When Poland’s presidential election campaign began in February, Rafal Trzaskowski was not even on the ballot. But a week before the vote, the liberal mayor of Warsaw is the main challenger to the incumbent, Andrzej Duda, who is backed by the ruling Law and Justice party (PiS).
Mr Trzaskowski, 48, was parachuted into the race last month, after the coronavirus pandemic forced the election, originally scheduled for May 10, to be postponed. This gave his Civic Platform party a chance to replace its struggling candidate Malgorzata Kidawa-Blonska, whose support had withered into single digits.
Five weeks later, backing for Mr Trzaskowski, the polyglot son of a jazz musician, has jumped to around 32 per cent, according to an aggregation of polls by Ben Stanley, associate professor at SWPS University in Warsaw.
Mr Duda still leads with around 42 per cent. But a run-off between the pair — which will be held if no candidate wins more than 50 per cent in the first round on June 28 — would see Mr Duda’s lead all but evaporate.
The stakes are high. Since 2015, the conservative-nationalist PiS has been able to rule largely unfettered, buttressed by Mr Duda’s support for its often controversial agenda. An opposition president, armed with the office’s veto powers, would be a check on the ruling party — and Mr Trzaskowski has made this one of his main selling points.
Andrzej Duda at a rally in Lubin on Monday. He has sought to portray his rival as a member of Warsaw’s liberal elite © via REUTERS
“Duda is a guy who is not independent . . . and in this day and age, we need a strong president who is going to control the monopoly of the government,” he said in an interview with the Financial Times.
“PiS promised people a strong state . . . but we are now seeing that it didn’t materialise.”
Mr Trzaskowski’s start has been quicker than his rivals expected. Given just six days by PiS to gather the 100,000 signatures needed to run for president, his campaign amassed 1.6m in four days, shaking up a race that had looked increasingly like being a coronation for Mr Duda.
“Trzaskowski has a good chance,” said Prof Stanley. “I would still make Duda favourite. He’s got the public media squarely behind him . . . he’s got that [government] machinery behind him. But the momentum at the moment is with the opposition, and Trzaskowski in particular.”
So far, Mr Trzaskowski’s rise in the polls has been built on re-energising Civic Platform voters. Many had drifted to other candidates after Ms Kidawa-Blonska called on them to boycott the May election, which PiS initially tried to avoid postponing despite the escalating pandemic.
“We don’t want Poland the way it is today,” said Olga, who had travelled 20km with her mother to watch Mr Trzaskowski speak at a rally in Legnica, a mid-sized town in western Poland. “I’m on the left side of Polish politics . . . Duda is not my president.”
If Mr Trzaskowski is to oust Mr Duda, though, he will also have to win over moderate conservatives.
“He won’t win just by mobilising the large towns and metropolitan areas.
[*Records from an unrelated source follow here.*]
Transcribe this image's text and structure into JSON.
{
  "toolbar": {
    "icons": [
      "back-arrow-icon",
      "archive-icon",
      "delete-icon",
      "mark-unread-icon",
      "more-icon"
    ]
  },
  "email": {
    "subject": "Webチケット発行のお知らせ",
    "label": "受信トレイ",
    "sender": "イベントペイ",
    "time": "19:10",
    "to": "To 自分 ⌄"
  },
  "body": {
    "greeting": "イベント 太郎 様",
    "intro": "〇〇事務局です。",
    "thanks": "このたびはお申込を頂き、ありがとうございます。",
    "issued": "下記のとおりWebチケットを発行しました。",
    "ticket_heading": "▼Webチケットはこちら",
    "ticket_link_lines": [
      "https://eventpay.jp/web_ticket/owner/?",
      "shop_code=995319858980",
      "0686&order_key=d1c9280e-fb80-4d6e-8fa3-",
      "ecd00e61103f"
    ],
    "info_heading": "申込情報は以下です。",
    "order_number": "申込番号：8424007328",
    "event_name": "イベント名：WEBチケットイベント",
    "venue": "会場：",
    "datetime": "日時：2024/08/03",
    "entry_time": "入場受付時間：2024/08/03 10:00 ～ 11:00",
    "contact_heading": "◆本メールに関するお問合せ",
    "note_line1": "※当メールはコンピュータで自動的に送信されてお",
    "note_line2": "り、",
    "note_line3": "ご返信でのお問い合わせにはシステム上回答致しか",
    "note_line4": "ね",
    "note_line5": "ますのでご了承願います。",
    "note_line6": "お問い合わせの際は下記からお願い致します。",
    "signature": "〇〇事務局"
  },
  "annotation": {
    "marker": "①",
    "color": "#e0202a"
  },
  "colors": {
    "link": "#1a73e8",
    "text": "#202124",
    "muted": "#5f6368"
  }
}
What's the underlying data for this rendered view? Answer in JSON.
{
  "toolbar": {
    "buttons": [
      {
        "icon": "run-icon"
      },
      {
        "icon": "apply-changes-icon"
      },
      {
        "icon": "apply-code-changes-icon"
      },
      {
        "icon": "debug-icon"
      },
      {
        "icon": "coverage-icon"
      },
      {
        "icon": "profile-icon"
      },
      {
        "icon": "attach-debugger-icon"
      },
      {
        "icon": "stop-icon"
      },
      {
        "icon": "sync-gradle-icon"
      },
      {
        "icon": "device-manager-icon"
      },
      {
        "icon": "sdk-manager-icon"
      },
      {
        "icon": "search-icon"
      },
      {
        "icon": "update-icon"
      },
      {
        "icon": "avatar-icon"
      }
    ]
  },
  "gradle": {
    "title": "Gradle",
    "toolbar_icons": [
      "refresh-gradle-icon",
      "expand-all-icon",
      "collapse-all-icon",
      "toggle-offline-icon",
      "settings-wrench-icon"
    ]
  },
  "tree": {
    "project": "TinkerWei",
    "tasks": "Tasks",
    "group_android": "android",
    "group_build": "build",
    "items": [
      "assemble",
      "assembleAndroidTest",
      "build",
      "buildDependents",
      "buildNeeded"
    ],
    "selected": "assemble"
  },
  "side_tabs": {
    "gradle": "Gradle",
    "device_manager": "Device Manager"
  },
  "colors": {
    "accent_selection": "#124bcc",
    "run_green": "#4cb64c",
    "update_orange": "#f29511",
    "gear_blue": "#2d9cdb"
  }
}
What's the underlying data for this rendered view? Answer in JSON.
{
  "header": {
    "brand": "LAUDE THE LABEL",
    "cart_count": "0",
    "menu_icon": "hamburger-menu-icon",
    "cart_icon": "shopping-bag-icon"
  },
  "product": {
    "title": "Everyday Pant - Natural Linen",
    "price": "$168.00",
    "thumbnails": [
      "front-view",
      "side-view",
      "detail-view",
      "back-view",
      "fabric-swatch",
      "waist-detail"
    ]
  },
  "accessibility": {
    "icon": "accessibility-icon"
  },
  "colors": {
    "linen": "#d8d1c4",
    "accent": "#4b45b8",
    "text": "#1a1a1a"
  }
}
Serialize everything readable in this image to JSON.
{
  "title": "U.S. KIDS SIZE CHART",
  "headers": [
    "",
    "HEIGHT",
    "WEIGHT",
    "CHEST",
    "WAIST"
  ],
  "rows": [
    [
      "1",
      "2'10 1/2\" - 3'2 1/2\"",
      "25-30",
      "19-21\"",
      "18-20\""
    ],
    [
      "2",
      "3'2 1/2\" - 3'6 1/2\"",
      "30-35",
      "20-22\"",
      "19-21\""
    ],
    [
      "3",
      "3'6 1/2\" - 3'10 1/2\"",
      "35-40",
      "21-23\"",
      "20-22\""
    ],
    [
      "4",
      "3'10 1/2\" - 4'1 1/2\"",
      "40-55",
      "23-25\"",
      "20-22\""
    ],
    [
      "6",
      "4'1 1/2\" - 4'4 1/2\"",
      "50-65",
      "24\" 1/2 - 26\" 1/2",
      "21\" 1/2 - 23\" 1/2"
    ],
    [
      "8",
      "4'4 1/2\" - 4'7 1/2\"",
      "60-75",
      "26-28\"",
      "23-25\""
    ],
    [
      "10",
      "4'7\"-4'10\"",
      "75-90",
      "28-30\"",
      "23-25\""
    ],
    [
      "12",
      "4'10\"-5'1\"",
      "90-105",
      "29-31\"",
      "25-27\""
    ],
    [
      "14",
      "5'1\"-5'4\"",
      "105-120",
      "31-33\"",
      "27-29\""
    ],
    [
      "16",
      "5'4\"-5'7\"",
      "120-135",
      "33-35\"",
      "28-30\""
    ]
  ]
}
He’s also got to be able to win support in small town provincial Poland,” said Aleks Szczerbiak, professor of politics at the UK’s University of Sussex.
“A lot of the things that give him credibility with the big city urban electorate — the fact he comes across as very urbane, educated, speaking many languages, being very liberal on social and cultural issues — are potentially the things that are very problematic for him,” Prof Szczerbiak added. “He is well to the left on moral-cultural issues than the centre of gravity in Polish politics.”
PiS has sought to exploit this fact by portraying Mr Trzaskowski as a member of the Warsaw elite. It has used his support for LGBT rights to whip up fears among its voters about threats to traditional Catholic values. And state media has also sought to sow doubt over his support for the “500 plus” child benefit programme that has been one of PiS’s most popular policies among less well-off voters.
In response, Mr Trzaskowski has made visits to small towns a key part of his campaign. He has affirmed his support for 500 plus, and contrasted his plans for investments “around the corner” from ordinary voters with PiS’s promises of mega-projects, such as a new airport hub near Warsaw.
“We need investment to get out of the economic crisis. But it has to be investment that is situated in the regions close to people, where generating a workforce will be immediate,” he said, adding that he wanted local authorities to be able to set the priorities for such projects.
In last year’s parliamentary and European elections, focusing on “culture war” topics proved to be a vote winner for PiS. But, so far, the strategy does not appear to have slowed Mr Trzaskowski’s momentum, and analysts say that if the election becomes a plebiscite on the government’s record after five years in power, the result could be close.
“Polish public opinion is very evenly divided in their evaluation of the Law and Justice government,” said Prof Szczerbiak. “Insofar as this election plays out with people voting on whether they are for or against the Law and Justice government, it will be a very evenly matched affair, which could go either way.”